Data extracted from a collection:

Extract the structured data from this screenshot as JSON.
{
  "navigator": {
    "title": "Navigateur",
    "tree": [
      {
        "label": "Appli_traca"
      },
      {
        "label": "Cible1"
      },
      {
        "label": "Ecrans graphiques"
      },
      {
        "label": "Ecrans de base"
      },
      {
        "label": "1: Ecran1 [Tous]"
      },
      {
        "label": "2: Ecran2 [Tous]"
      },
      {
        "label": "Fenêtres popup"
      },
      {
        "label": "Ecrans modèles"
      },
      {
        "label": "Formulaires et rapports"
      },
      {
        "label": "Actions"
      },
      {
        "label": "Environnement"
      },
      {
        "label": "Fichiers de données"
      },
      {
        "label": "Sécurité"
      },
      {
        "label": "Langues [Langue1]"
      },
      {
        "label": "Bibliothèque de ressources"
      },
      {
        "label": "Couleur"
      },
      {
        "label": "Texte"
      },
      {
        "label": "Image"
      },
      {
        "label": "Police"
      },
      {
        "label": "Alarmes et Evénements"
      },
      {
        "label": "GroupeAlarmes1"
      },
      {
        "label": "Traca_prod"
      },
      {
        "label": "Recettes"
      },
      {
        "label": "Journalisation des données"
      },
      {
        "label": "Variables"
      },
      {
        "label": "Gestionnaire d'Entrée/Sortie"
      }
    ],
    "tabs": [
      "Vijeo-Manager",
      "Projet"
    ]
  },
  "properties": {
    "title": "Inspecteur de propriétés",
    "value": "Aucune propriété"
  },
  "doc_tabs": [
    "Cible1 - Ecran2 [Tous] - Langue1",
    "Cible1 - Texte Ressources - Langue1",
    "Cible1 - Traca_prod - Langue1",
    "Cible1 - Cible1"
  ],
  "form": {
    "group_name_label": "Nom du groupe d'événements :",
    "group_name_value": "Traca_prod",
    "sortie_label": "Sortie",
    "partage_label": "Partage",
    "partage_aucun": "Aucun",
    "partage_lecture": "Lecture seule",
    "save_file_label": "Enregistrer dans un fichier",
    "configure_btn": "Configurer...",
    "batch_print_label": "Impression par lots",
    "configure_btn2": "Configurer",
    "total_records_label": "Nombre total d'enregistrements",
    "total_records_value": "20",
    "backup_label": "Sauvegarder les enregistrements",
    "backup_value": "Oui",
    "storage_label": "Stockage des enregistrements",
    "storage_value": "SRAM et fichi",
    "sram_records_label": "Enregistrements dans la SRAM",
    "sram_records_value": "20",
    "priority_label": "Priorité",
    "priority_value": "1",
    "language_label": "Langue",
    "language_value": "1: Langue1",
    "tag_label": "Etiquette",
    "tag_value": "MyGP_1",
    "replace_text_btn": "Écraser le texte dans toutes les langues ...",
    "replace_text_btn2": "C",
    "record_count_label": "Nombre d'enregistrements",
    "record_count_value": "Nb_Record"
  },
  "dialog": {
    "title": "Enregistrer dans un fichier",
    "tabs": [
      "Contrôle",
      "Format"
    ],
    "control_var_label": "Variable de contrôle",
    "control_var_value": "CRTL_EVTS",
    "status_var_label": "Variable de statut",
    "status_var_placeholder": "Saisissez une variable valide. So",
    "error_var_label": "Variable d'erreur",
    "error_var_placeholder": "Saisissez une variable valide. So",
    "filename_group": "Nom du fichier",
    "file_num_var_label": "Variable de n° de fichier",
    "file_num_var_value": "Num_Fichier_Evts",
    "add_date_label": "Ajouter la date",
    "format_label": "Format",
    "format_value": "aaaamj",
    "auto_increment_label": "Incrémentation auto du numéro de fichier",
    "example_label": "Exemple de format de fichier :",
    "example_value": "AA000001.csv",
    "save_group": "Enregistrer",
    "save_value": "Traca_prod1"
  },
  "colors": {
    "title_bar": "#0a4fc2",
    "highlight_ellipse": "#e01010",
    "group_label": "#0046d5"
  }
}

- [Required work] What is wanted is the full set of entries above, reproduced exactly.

- [Response below]
Extract the structured data from this screenshot as JSON.
{
  "navigator": {
    "title": "Navigateur",
    "tree": [
      {
        "label": "Appli_traca"
      },
      {
        "label": "Cible1"
      },
      {
        "label": "Ecrans graphiques"
      },
      {
        "label": "Ecrans de base"
      },
      {
        "label": "1: Ecran1 [Tous]"
      },
      {
        "label": "2: Ecran2 [Tous]"
      },
      {
        "label": "Fenêtres popup"
      },
      {
        "label": "Ecrans modèles"
      },
      {
        "label": "Formulaires et rapports"
      },
      {
        "label": "Actions"
      },
      {
        "label": "Environnement"
      },
      {
        "label": "Fichiers de données"
      },
      {
        "label": "Sécurité"
      },
      {
        "label": "Langues [Langue1]"
      },
      {
        "label": "Bibliothèque de ressources"
      },
      {
        "label": "Couleur"
      },
      {
        "label": "Texte"
      },
      {
        "label": "Image"
      },
      {
        "label": "Police"
      },
      {
        "label": "Alarmes et Evénements"
      },
      {
        "label": "GroupeAlarmes1"
      },
      {
        "label": "Traca_prod"
      },
      {
        "label": "Recettes"
      },
      {
        "label": "Journalisation des données"
      },
      {
        "label": "Variables"
      },
      {
        "label": "Gestionnaire d'Entrée/Sortie"
      }
    ],
    "tabs": [
      "Vijeo-Manager",
      "Projet"
    ]
  },
  "properties": {
    "title": "Inspecteur de propriétés",
    "value": "Aucune propriété"
  },
  "doc_tabs": [
    "Cible1 - Ecran2 [Tous] - Langue1",
    "Cible1 - Texte Ressources - Langue1",
    "Cible1 - Traca_prod - Langue1",
    "Cible1 - Cible1"
  ],
  "form": {
    "group_name_label": "Nom du groupe d'événements :",
    "group_name_value": "Traca_prod",
    "sortie_label": "Sortie",
    "partage_label": "Partage",
    "partage_aucun": "Aucun",
    "partage_lecture": "Lecture seule",
    "save_file_label": "Enregistrer dans un fichier",
    "configure_btn": "Configurer...",
    "batch_print_label": "Impression par lots",
    "configure_btn2": "Configurer",
    "total_records_label": "Nombre total d'enregistrements",
    "total_records_value": "20",
    "backup_label": "Sauvegarder les enregistrements",
    "backup_value": "Oui",
    "storage_label": "Stockage des enregistrements",
    "storage_value": "SRAM et fichi",
    "sram_records_label": "Enregistrements dans la SRAM",
    "sram_records_value": "20",
    "priority_label": "Priorité",
    "priority_value": "1",
    "language_label": "Langue",
    "language_value": "1: Langue1",
    "tag_label": "Etiquette",
    "tag_value": "MyGP_1",
    "replace_text_btn": "Écraser le texte dans toutes les langues ...",
    "replace_text_btn2": "C",
    "record_count_label": "Nombre d'enregistrements",
    "record_count_value": "Nb_Record"
  },
  "dialog": {
    "title": "Enregistrer dans un fichier",
    "tabs": [
      "Contrôle",
      "Format"
    ],
    "control_var_label": "Variable de contrôle",
    "control_var_value": "CRTL_EVTS",
    "status_var_label": "Variable de statut",
    "status_var_placeholder": "Saisissez une variable valide. So",
    "error_var_label": "Variable d'erreur",
    "error_var_placeholder": "Saisissez une variable valide. So",
    "filename_group": "Nom du fichier",
    "file_num_var_label": "Variable de n° de fichier",
    "file_num_var_value": "Num_Fichier_Evts",
    "add_date_label": "Ajouter la date",
    "format_label": "Format",
    "format_value": "aaaamj",
    "auto_increment_label": "Incrémentation auto du numéro de fichier",
    "example_label": "Exemple de format de fichier :",
    "example_value": "AA000001.csv",
    "save_group": "Enregistrer",
    "save_value": "Traca_prod1"
  },
  "colors": {
    "title_bar": "#0a4fc2",
    "highlight_ellipse": "#e01010",
    "group_label": "#0046d5"
  }
}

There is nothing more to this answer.